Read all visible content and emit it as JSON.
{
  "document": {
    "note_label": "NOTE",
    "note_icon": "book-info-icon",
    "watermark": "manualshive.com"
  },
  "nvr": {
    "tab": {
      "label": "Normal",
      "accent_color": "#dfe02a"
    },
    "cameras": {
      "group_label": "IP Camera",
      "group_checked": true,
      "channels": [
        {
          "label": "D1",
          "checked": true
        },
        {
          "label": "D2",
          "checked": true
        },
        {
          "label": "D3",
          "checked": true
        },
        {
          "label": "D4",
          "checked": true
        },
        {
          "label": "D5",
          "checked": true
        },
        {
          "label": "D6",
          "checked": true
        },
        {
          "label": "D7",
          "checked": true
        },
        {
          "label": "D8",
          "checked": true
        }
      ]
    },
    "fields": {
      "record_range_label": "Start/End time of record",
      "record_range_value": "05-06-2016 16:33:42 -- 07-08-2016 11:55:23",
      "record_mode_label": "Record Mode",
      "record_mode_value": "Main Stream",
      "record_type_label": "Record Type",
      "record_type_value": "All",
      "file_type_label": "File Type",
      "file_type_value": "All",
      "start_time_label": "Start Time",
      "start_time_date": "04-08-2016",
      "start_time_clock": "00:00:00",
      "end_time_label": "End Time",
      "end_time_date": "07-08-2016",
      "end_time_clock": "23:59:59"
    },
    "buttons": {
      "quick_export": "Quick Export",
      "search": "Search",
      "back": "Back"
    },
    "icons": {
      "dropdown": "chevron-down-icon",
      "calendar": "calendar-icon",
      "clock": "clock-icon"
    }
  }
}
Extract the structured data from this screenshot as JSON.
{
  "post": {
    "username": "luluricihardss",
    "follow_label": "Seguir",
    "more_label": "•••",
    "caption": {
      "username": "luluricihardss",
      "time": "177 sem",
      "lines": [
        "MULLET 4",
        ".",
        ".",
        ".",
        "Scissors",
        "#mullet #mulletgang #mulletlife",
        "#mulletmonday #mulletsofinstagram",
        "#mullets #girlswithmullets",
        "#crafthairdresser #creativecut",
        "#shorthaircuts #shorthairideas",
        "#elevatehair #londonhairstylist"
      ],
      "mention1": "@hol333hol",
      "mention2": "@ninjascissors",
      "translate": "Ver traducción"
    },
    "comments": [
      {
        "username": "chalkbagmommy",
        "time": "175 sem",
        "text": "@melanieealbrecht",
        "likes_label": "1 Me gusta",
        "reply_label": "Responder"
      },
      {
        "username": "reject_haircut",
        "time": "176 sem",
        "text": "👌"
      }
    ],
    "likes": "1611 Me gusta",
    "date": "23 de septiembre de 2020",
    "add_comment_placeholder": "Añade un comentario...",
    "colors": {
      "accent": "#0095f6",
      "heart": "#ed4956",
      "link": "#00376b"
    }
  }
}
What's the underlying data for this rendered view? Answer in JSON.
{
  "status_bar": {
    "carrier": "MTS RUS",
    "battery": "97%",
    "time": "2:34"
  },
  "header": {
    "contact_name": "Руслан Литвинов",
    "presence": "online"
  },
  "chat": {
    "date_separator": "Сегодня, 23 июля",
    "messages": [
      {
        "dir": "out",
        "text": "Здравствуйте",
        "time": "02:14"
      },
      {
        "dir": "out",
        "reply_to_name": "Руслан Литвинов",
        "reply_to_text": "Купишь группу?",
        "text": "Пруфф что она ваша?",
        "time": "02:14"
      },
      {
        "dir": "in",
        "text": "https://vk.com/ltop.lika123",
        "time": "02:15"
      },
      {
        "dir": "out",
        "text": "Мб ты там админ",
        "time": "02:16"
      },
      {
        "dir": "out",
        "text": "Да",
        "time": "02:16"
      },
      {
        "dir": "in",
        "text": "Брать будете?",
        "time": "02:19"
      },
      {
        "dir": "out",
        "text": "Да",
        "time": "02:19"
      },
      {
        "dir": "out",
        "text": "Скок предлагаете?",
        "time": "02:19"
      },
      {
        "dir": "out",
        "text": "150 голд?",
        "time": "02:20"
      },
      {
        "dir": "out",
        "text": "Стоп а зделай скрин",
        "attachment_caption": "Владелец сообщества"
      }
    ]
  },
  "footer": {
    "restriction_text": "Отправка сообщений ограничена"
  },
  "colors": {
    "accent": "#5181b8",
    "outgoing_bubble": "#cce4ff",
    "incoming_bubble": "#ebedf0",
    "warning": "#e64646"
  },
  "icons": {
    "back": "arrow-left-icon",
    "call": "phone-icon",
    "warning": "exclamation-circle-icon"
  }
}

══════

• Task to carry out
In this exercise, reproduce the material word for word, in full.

• Task response
Read all visible content and emit it as JSON.
{
  "document": {
    "note_label": "NOTE",
    "note_icon": "book-info-icon",
    "watermark": "manualshive.com"
  },
  "nvr": {
    "tab": {
      "label": "Normal",
      "accent_color": "#dfe02a"
    },
    "cameras": {
      "group_label": "IP Camera",
      "group_checked": true,
      "channels": [
        {
          "label": "D1",
          "checked": true
        },
        {
          "label": "D2",
          "checked": true
        },
        {
          "label": "D3",
          "checked": true
        },
        {
          "label": "D4",
          "checked": true
        },
        {
          "label": "D5",
          "checked": true
        },
        {
          "label": "D6",
          "checked": true
        },
        {
          "label": "D7",
          "checked": true
        },
        {
          "label": "D8",
          "checked": true
        }
      ]
    },
    "fields": {
      "record_range_label": "Start/End time of record",
      "record_range_value": "05-06-2016 16:33:42 -- 07-08-2016 11:55:23",
      "record_mode_label": "Record Mode",
      "record_mode_value": "Main Stream",
      "record_type_label": "Record Type",
      "record_type_value": "All",
      "file_type_label": "File Type",
      "file_type_value": "All",
      "start_time_label": "Start Time",
      "start_time_date": "04-08-2016",
      "start_time_clock": "00:00:00",
      "end_time_label": "End Time",
      "end_time_date": "07-08-2016",
      "end_time_clock": "23:59:59"
    },
    "buttons": {
      "quick_export": "Quick Export",
      "search": "Search",
      "back": "Back"
    },
    "icons": {
      "dropdown": "chevron-down-icon",
      "calendar": "calendar-icon",
      "clock": "clock-icon"
    }
  }
}
Extract the structured data from this screenshot as JSON.
{
  "post": {
    "username": "luluricihardss",
    "follow_label": "Seguir",
    "more_label": "•••",
    "caption": {
      "username": "luluricihardss",
      "time": "177 sem",
      "lines": [
        "MULLET 4",
        ".",
        ".",
        ".",
        "Scissors",
        "#mullet #mulletgang #mulletlife",
        "#mulletmonday #mulletsofinstagram",
        "#mullets #girlswithmullets",
        "#crafthairdresser #creativecut",
        "#shorthaircuts #shorthairideas",
        "#elevatehair #londonhairstylist"
      ],
      "mention1": "@hol333hol",
      "mention2": "@ninjascissors",
      "translate": "Ver traducción"
    },
    "comments": [
      {
        "username": "chalkbagmommy",
        "time": "175 sem",
        "text": "@melanieealbrecht",
        "likes_label": "1 Me gusta",
        "reply_label": "Responder"
      },
      {
        "username": "reject_haircut",
        "time": "176 sem",
        "text": "👌"
      }
    ],
    "likes": "1611 Me gusta",
    "date": "23 de septiembre de 2020",
    "add_comment_placeholder": "Añade un comentario...",
    "colors": {
      "accent": "#0095f6",
      "heart": "#ed4956",
      "link": "#00376b"
    }
  }
}
What's the underlying data for this rendered view? Answer in JSON.
{
  "status_bar": {
    "carrier": "MTS RUS",
    "battery": "97%",
    "time": "2:34"
  },
  "header": {
    "contact_name": "Руслан Литвинов",
    "presence": "online"
  },
  "chat": {
    "date_separator": "Сегодня, 23 июля",
    "messages": [
      {
        "dir": "out",
        "text": "Здравствуйте",
        "time": "02:14"
      },
      {
        "dir": "out",
        "reply_to_name": "Руслан Литвинов",
        "reply_to_text": "Купишь группу?",
        "text": "Пруфф что она ваша?",
        "time": "02:14"
      },
      {
        "dir": "in",
        "text": "https://vk.com/ltop.lika123",
        "time": "02:15"
      },
      {
        "dir": "out",
        "text": "Мб ты там админ",
        "time": "02:16"
      },
      {
        "dir": "out",
        "text": "Да",
        "time": "02:16"
      },
      {
        "dir": "in",
        "text": "Брать будете?",
        "time": "02:19"
      },
      {
        "dir": "out",
        "text": "Да",
        "time": "02:19"
      },
      {
        "dir": "out",
        "text": "Скок предлагаете?",
        "time": "02:19"
      },
      {
        "dir": "out",
        "text": "150 голд?",
        "time": "02:20"
      },
      {
        "dir": "out",
        "text": "Стоп а зделай скрин",
        "attachment_caption": "Владелец сообщества"
      }
    ]
  },
  "footer": {
    "restriction_text": "Отправка сообщений ограничена"
  },
  "colors": {
    "accent": "#5181b8",
    "outgoing_bubble": "#cce4ff",
    "incoming_bubble": "#ebedf0",
    "warning": "#e64646"
  },
  "icons": {
    "back": "arrow-left-icon",
    "call": "phone-icon",
    "warning": "exclamation-circle-icon"
  }
}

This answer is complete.